Sometimes you need more than a monsoon to cool off.
It's probably politically incorrect to wish aloud for more swimming pools here, in our arid, on-the-precipice-of-disastrous-drought city, but what can I say? I hate to be hot.
Someday, if global warming continues unabated, perhaps there will be ocean beaches in Santa Fe-or at least several conveniently located lakes. Until then, I am all about the swimming pool.
But Santa Fe does not have many public pools, and only one, Bicentennial, is outdoors. Besides, several childhood experiences patronizing public pools have scarred me for life. I realize beggars can't be choosers, but sometimes they can be-what's the word I'm looking for? Ah yes, sneaky.
Indeed, I spent several years in Santa Fe sneaking into hotel pools. Note the past tense. I admit my transgressions now, freely, in the hopes that it's too late for any legal repercussions. And, though I am tempted, I am not going to share with you the hotels with the laxest security nor my tried-and-true methods for impersonating an overheated tourist. Fortunately, a few years back, a beloved friend of mine (we'll just call him D, to protect him from other chlorine addicts) bought a condo in a complex with a pool.
I wasn't always so mad for swimming pools, partly because I took them for granted when I was growing up. Some of my least favorite childhood memories involve swimming classes and swimming tests. Even algebra seems preferable to standing on the end of a diving board while everyone waits to see if you're going to belly flop. Then there were the ubiquitous games of Marco Polo, named after the famous traveler and confidant of Kublai Khan. How an explorer from the 1200s ended up having his name shouted by children in swimming pools for centuries to come is beyond me, but even typing the name Marco Polo makes my fingers feel pruny and gives me a tension headache.
Nonetheless, in high school, for reasons I can neither recall nor imagine, given a lifelong tendency to find any excuse possible to skip gym class and avoid organized sports, I decided to become a certified lifeguard. The final test for certification required swimming numerous laps fully dressed, then undressing in the water and blowing up all my clothes in order to use them as rafts (why don't they try that on Lost?). Though I passed the test (the upside of being short is that most of my clothes are small) I knew, right then and there, that anyone counting on me to inflate my clothing in water was probably a goner.
The summer after I received my lifeguard certification, I secured my first-and last-lifeguarding job at a pool just outside of Philadelphia.
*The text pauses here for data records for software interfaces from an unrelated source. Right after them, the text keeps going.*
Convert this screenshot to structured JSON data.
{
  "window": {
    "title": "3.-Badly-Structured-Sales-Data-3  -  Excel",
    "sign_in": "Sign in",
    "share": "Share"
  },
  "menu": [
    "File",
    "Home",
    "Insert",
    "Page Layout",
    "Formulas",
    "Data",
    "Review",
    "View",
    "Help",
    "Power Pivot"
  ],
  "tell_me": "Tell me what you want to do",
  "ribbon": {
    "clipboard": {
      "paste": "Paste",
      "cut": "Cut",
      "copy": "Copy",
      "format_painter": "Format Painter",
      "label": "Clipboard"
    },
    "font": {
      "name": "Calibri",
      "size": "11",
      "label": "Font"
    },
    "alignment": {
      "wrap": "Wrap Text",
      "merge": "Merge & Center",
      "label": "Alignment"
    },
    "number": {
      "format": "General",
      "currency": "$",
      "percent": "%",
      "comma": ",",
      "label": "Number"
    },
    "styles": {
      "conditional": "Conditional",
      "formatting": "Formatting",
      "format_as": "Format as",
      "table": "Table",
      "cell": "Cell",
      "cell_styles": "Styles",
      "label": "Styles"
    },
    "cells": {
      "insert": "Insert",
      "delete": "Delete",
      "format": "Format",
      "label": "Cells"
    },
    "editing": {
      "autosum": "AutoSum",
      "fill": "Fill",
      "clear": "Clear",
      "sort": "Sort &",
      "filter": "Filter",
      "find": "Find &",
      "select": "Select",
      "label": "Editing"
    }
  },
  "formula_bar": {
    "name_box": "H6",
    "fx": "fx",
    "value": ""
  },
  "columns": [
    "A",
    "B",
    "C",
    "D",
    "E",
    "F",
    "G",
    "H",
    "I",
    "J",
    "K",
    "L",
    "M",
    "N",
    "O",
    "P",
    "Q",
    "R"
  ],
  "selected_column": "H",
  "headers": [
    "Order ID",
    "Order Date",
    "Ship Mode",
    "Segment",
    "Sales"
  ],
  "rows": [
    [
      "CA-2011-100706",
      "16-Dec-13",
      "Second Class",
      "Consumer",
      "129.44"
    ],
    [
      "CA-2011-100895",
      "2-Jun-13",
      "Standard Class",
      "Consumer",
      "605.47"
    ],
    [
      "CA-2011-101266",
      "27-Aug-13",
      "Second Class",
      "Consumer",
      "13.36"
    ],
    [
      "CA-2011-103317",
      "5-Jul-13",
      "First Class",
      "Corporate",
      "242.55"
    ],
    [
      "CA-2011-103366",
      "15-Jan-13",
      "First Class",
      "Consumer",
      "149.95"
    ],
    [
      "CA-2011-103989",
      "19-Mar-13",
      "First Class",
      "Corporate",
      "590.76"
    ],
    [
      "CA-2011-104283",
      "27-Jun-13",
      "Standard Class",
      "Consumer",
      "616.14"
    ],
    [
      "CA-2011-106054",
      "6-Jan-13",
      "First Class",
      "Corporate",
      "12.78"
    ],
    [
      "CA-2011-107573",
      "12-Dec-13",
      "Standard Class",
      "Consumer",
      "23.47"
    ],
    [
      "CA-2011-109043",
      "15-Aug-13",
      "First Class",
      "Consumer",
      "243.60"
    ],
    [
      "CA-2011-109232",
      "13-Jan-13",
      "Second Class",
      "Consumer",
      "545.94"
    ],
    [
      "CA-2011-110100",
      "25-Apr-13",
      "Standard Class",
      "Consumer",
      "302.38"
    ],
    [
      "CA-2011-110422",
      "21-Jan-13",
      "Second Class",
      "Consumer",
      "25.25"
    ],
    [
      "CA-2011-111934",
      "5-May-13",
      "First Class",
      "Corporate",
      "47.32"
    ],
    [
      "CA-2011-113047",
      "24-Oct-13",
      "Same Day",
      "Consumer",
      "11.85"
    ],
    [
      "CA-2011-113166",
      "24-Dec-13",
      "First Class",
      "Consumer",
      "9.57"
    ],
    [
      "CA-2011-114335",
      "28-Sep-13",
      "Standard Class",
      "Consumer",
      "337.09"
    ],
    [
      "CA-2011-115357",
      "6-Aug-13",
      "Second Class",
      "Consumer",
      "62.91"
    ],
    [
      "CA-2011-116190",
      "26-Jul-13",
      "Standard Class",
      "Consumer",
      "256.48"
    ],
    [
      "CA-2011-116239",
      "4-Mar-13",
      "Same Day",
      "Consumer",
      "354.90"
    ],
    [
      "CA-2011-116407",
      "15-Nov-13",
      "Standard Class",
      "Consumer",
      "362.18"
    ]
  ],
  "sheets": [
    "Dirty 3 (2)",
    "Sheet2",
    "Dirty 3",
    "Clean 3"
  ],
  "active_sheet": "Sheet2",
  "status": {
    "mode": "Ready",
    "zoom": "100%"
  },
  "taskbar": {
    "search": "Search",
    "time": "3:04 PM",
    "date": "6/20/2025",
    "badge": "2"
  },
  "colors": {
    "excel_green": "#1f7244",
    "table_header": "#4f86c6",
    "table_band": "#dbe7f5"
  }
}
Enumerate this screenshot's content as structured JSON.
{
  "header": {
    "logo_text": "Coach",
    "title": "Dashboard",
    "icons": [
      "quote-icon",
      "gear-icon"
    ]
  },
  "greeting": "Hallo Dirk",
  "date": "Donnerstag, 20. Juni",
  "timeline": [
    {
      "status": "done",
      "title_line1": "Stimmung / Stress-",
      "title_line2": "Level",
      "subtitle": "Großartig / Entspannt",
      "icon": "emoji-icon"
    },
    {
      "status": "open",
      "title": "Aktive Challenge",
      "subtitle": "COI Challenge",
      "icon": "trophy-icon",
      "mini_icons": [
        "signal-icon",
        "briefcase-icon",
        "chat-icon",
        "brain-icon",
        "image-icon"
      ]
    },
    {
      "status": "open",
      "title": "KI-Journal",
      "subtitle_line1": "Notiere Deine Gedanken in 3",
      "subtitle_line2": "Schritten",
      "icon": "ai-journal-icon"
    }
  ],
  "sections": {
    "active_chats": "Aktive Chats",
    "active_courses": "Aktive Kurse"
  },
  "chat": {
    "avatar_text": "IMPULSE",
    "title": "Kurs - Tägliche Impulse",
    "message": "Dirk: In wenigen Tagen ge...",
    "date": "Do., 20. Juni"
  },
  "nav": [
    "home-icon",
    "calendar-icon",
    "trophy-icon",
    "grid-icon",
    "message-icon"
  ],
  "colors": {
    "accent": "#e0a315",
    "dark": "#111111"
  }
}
Any visions I had of myself as the sexy teen lifeguard were put to rest within a week. First there was the sunburn. Then there were the hourly chlorine tests. Finally, and most significantly, there were the children.
I realize that publicly badmouthing children is even more politically incorrect than wishing for more swimming pools, but what can I say? I hate having to blow a whistle. And blow I did. The favorite activity of the children at that particular pool was to run toward it in a large group (totally not allowed) jump in (also banned) and empty it significantly in the process. My only recourse in such cases was a scolding blow on my whistle and this happened again and again. Such events required yet more chlorine adjustments, as did the other popular thing children do in pools, which I'd just as soon not go into in great detail because, um, yuck. On the bright side, there were no required rescues during my stint, which was lucky for all involved given that I had a minor case of heatstroke most days and a major case of antipathy toward my wards.
Being a beach lifeguard would have been much more glamorous, but even pre-Baywatch I knew I wasn't cut out for it. For one thing, there are probably 10 human beings on the planet over the age of 5 who can run in a bathing suit without scaring people and I am not one of them.
As much as I love the ocean, perhaps my favorite swimming times, as a child, were in the cedar-infused creek at my summer camp, appropriately named Camp Dark Waters. Indeed, the water left a brown, stinky film on everyone (and was rumored to provide camouflage for snapping turtles). Still, it was a very low-pressure environment. No one expected you to inflate your clothing (you couldn't have seen them well enough to do so) and no one looked or smelled very good after coming out of that water.
I've tried to become a devotee of local lakes and, yeah, when there's time to take a drive, who doesn't love Abiquiu? On the other hand, my one experience at Cochiti Lake involved me literally putting one foot in the water and watching a hypodermic needle float by. There are few things that make a child peeing in a pool seem like an attractive alternative, but that was one of them.
Thus I will, in all likelihood, spend this summer cooling off by a pool while keeping an eye on the monsoon clouds (the one bizarre downside to my friend's pool is that if there is one cloud in the sky it is usually camped over his apartment complex). On the bright side, there's no diving board, no children playing Marco Polo and very few people there at all. They don't know what they're missing.
Ft. Marcy Complex Recreation Complex
490 Washington Ave.
Salvador Perez Swimming Pool and Fitness Center
601 Alta Vista St.
Genoveva Chavez Community Center
3221 Rodeo Road
1121 Alto St.